The Outsider (1942) (previously translated from the French, L’Étranger, as The Stranger) is Albert Camus’s most widely known work, and expounds his early understanding of Absurdism, as well as a variety of other philosophical concepts.
I discussed the novel on a superficial level in my recent review, and this will provide an overview of the work and its significance to those who are unfamiliar with it.
Indeed, Meursault does not endear himself to the reader as one might expect a protagonist to in a first-person narrative, and instead the reader feels as disengaged from Meursault as he does from the world.
Where Marie and Raymond fail to see it, the reader recognises the void in Meursault’s life, and identifies him as ‘the stranger’.
Meursault’s unusual approach to human interaction has led some commentators to suggest he is of low-intelligence or mentally deficient in some manner.
However, one need only look at the comparisons between Camus’s own life and that of his narrator’s to dispel this idea.
The Outsider is best read in the context of its companion piece, The Myth of Sisyphus, an essay which was released months after The Outsider’s publication, and which set out, in a less abstract form, Camus’s comprehension of the absurd.
Camus wrote the two works at the same time, as well as his play, Caligula.
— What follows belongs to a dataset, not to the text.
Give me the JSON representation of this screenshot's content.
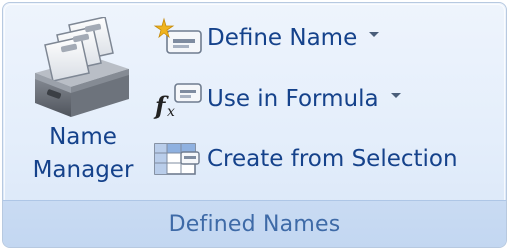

There are a number of elements that are of interest in The Outsider, but most significant is the issue of the protagonist, Meursault, and how he, and his story, represent the underlying philosophies that are expounded in the novel.
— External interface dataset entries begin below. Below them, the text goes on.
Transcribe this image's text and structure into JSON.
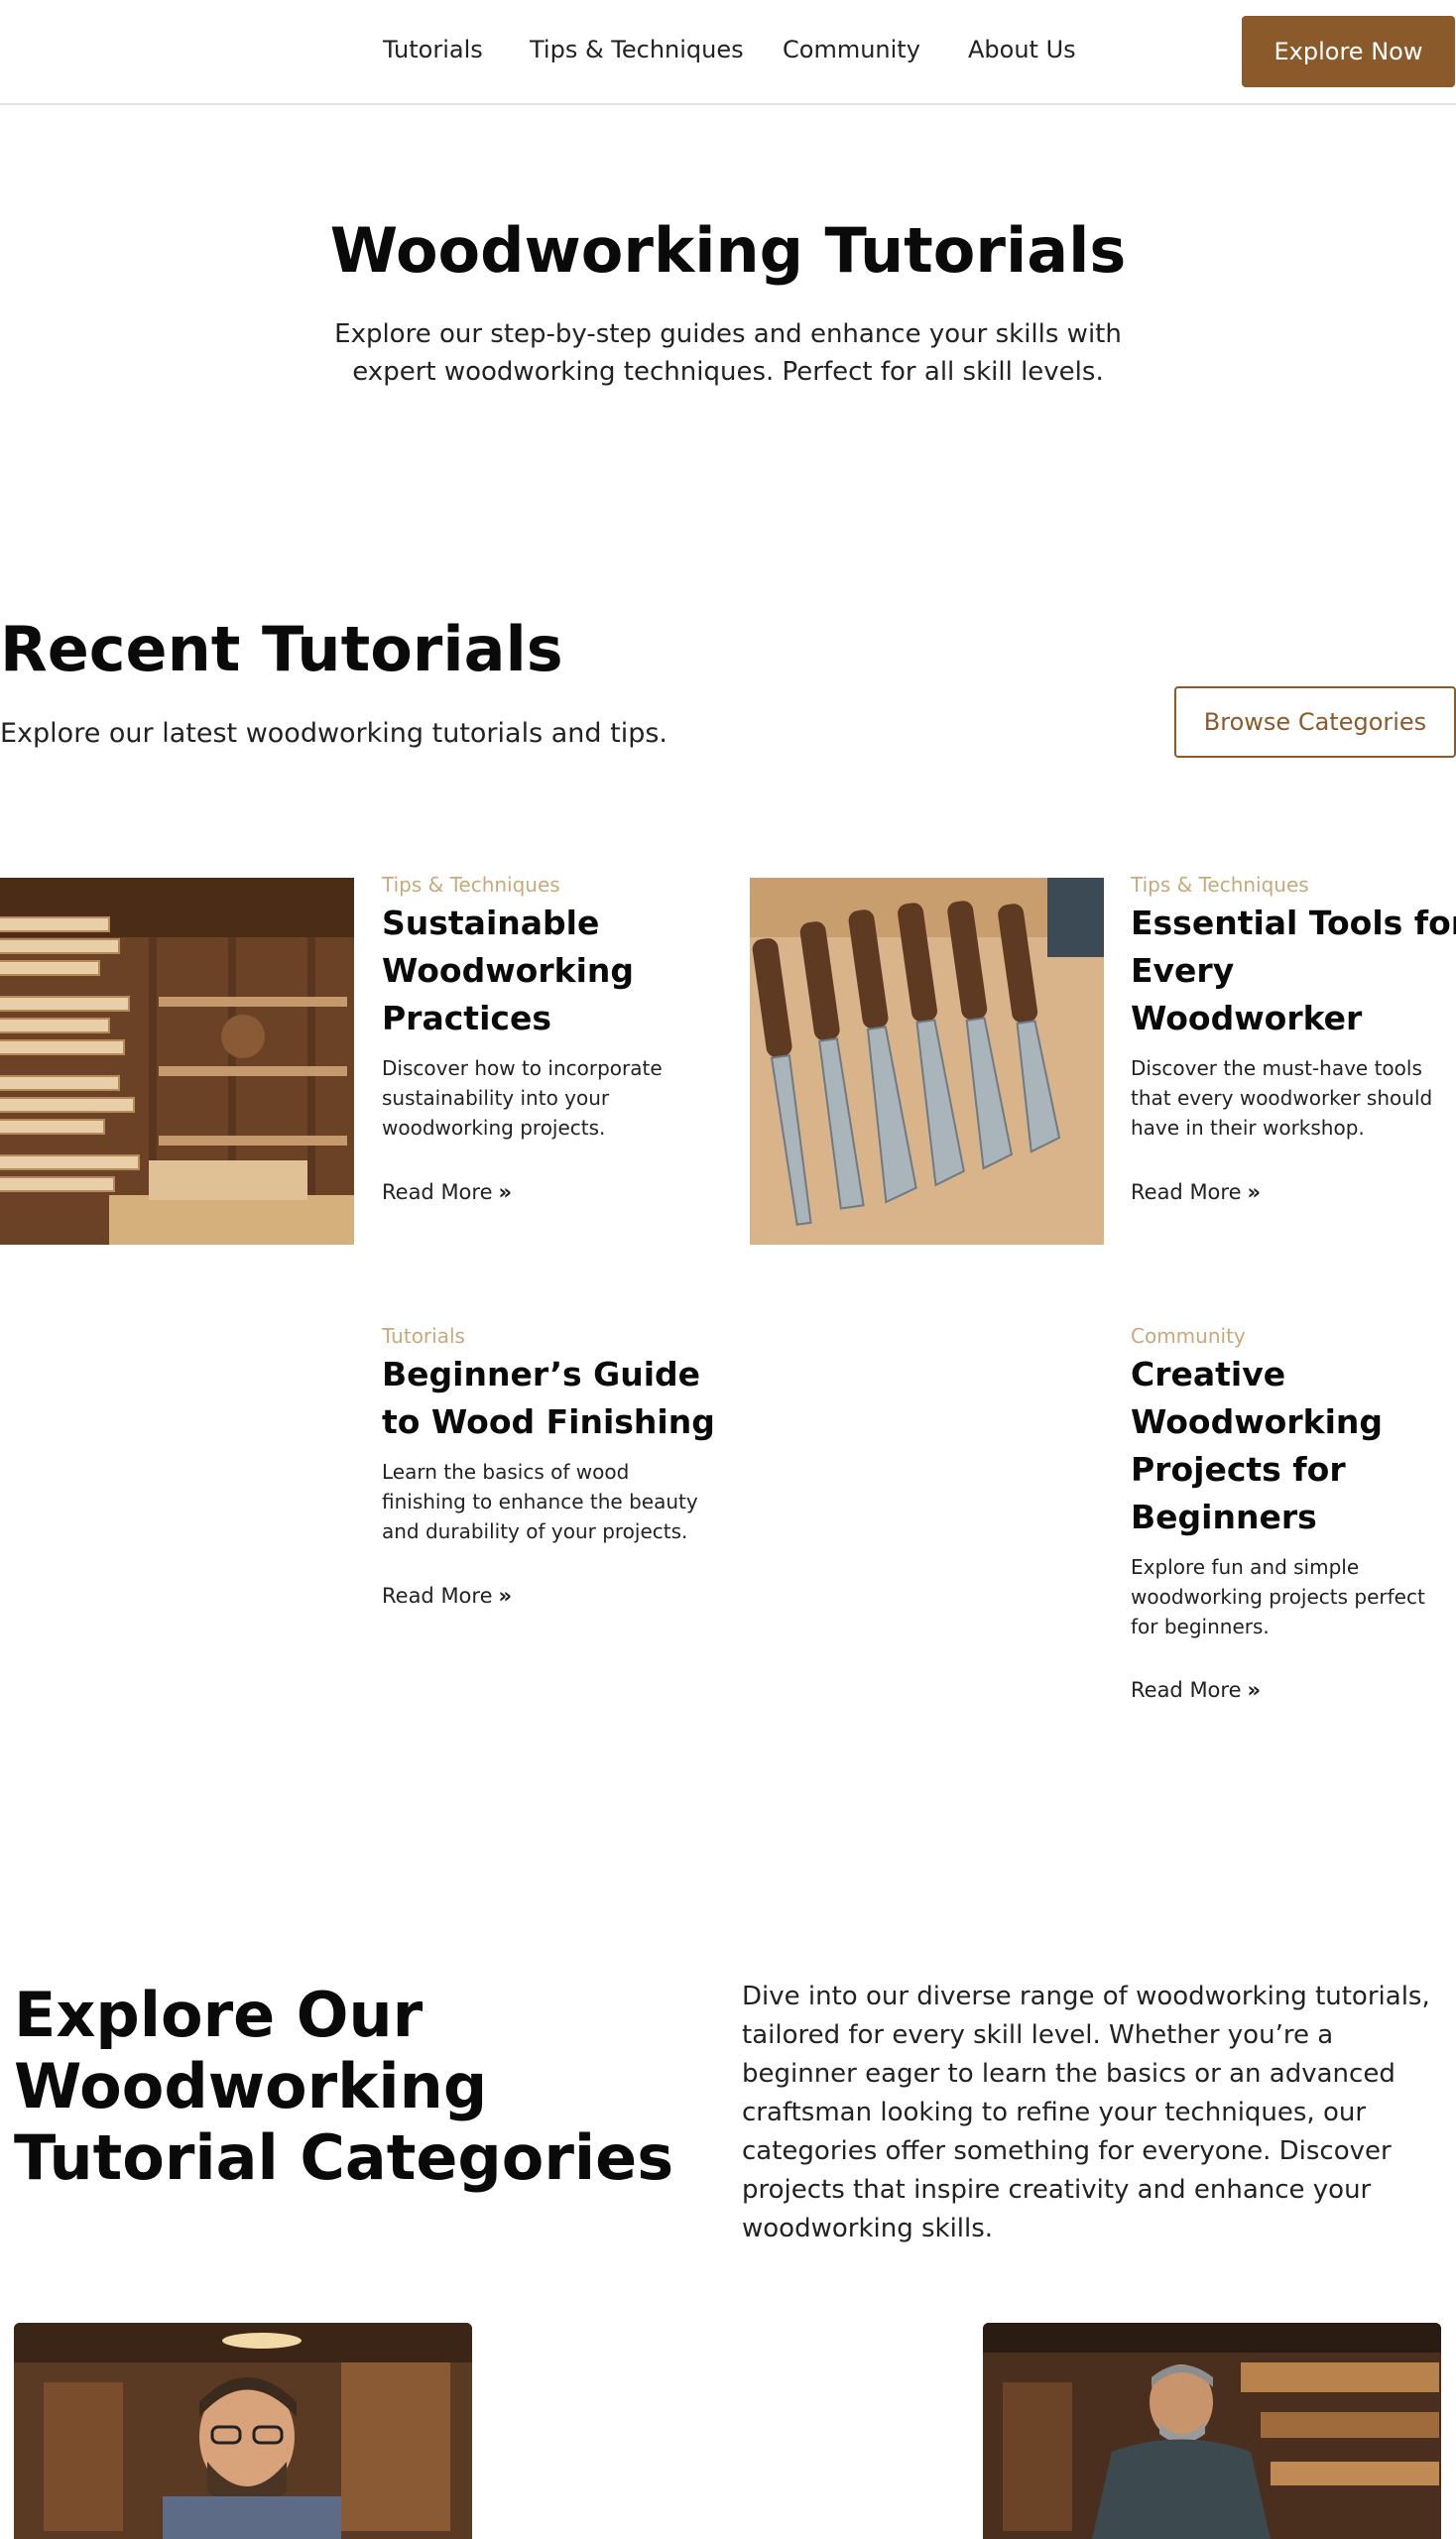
{
  "nav": {
    "links": [
      "Tutorials",
      "Tips & Techniques",
      "Community",
      "About Us"
    ],
    "cta": "Explore Now"
  },
  "hero": {
    "title": "Woodworking Tutorials",
    "subtitle": "Explore our step-by-step guides and enhance your skills with expert woodworking techniques. Perfect for all skill levels."
  },
  "recent": {
    "title": "Recent Tutorials",
    "subtitle": "Explore our latest woodworking tutorials and tips.",
    "browse_label": "Browse Categories",
    "read_more": "Read More",
    "cards": [
      {
        "category": "Tips & Techniques",
        "title": "Sustainable Woodworking Practices",
        "desc": "Discover how to incorporate sustainability into your woodworking projects."
      },
      {
        "category": "Tips & Techniques",
        "title": "Essential Tools for Every Woodworker",
        "desc": "Discover the must-have tools that every woodworker should have in their workshop."
      },
      {
        "category": "Tutorials",
        "title": "Beginner’s Guide to Wood Finishing",
        "desc": "Learn the basics of wood finishing to enhance the beauty and durability of your projects."
      },
      {
        "category": "Community",
        "title": "Creative Woodworking Projects for Beginners",
        "desc": "Explore fun and simple woodworking projects perfect for beginners."
      }
    ]
  },
  "categories": {
    "title": "Explore Our Woodworking Tutorial Categories",
    "text": "Dive into our diverse range of woodworking tutorials, tailored for every skill level. Whether you’re a beginner eager to learn the basics or an advanced craftsman looking to refine your techniques, our categories offer something for everyone. Discover projects that inspire creativity and enhance your woodworking skills."
  },
  "colors": {
    "accent": "#8b5a2b",
    "category": "#c8a97a"
  }
}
Indeed, Meursault allows others to define his reactions and shape an identity for him, which proves increasingly tragic as the novel progresses.
The reader has a more objective viewpoint and is struck by Meursault’s lack of emotion, and his distance from Marie and Raymond, as well as from themselves.